By Scott Tibbs, October 26, 2007
♣ If the Code Pink radical who confronted Condoleezza Rice wants to win people to her side, making herself look like a crazed fanatic is not the way to do it. In fact, she’s lucky to be alive after that stunt. Given her threatening pose and the split-second time needed to react, one could easily interpret her actions as those of someone about to violently attack the Secretary of State.
♣ I don’t have a problem with increasing the fare on Bloomington Transit to $1, if the increase is needed. However, BT needs to change their arbitrary and illogical transfer policy.

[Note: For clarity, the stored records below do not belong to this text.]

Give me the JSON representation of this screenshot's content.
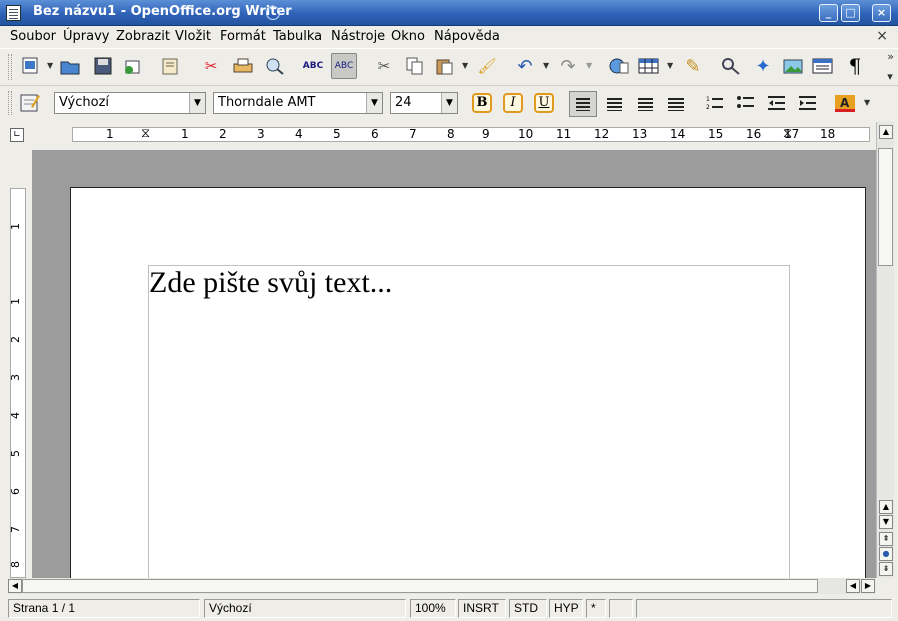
{
  "window": {
    "title": "Bez názvu1 - OpenOffice.org Writer"
  },
  "window_controls": {
    "minimize": "_",
    "maximize": "□",
    "close": "×"
  },
  "menu": [
    "Soubor",
    "Úpravy",
    "Zobrazit",
    "Vložit",
    "Formát",
    "Tabulka",
    "Nástroje",
    "Okno",
    "Nápověda"
  ],
  "menu_close": "×",
  "formatting": {
    "style": "Výchozí",
    "font": "Thorndale AMT",
    "size": "24",
    "bold": "B",
    "italic": "I",
    "underline": "U"
  },
  "ruler": {
    "h_numbers": [
      "1",
      "1",
      "2",
      "3",
      "4",
      "5",
      "6",
      "7",
      "8",
      "9",
      "10",
      "11",
      "12",
      "13",
      "14",
      "15",
      "16",
      "17",
      "18"
    ],
    "v_numbers": [
      "1",
      "1",
      "2",
      "3",
      "4",
      "5",
      "6",
      "7",
      "8"
    ]
  },
  "document": {
    "text": "Zde pište svůj text..."
  },
  "status": {
    "page": "Strana 1 / 1",
    "style": "Výchozí",
    "zoom": "100%",
    "insert_mode": "INSRT",
    "selection_mode": "STD",
    "hyphen": "HYP",
    "modified": "*"
  },
  "icons": [
    "new-document-icon",
    "open-icon",
    "save-icon",
    "email-icon",
    "edit-file-icon",
    "pdf-export-icon",
    "print-icon",
    "page-preview-icon",
    "spellcheck-icon",
    "autospellcheck-icon",
    "cut-icon",
    "copy-icon",
    "paste-icon",
    "format-paintbrush-icon",
    "undo-icon",
    "redo-icon",
    "hyperlink-icon",
    "table-icon",
    "draw-functions-icon",
    "find-replace-icon",
    "navigator-icon",
    "gallery-icon",
    "datasources-icon",
    "nonprinting-chars-icon",
    "stylist-icon",
    "numbering-icon",
    "bullets-icon",
    "decrease-indent-icon",
    "increase-indent-icon",
    "font-color-icon"
  ]
}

It is beyond stupid to prohibit a transfer between bus routes that do not cross but come within three blocks of each other, as is the case with Routes 1 and 6.
♣ Governor Mitch Daniels proposed some good ideas that will improve the property tax system if implemented. Capping the property tax at 1% of a home’s assessed evaluation does not solve the problems of homes that are assessed too high. The main problem with the plan is that it fiddles around the edges of a broken system. Ultimately, we need to abolish the property tax. Indiana needs a fairer and less destructive way to fund local government.
♣ Ron Kadish whines that Kruzan needs to be re-elected because it is difficult for artists to make a living in Bloomington. Why should I, as a taxpayer, be forced to supplement the income of an artist if he is not able to generate enough business to make money? Should we have tax subsidies for ice cream shops? What about clothing stores or small local video stores? Subsidies for the arts is nothing more than socialism.
♣ I have been asked elsewhere if churches should be subject to property taxes. The answer is an emphatic no. Subjecting churches to property taxes would be a major burden on churches already struggling to get by and would therefore be a restriction on religious freedom. Local government is on a frozen levy and adding churches to the tax rolls won’t increase the $$ to local government by one dime.
Like private charities, churches also benefit society through collections for the poor and so forth. Charitable organizations get the same exemptions that churches do under 501(c)3. If government is going to tax churches, the only way to be fair is to tax Middle Way House and other charities like it.
Finally, the idea that exempting churches (or mosques, synagogues, temples, and so forth) from taxation is “unconstitutional” is laughable. So long as government does not pick and choose which religions to exempt, there is no “respecting an establishment of religion” and therefore no Constitutional problem.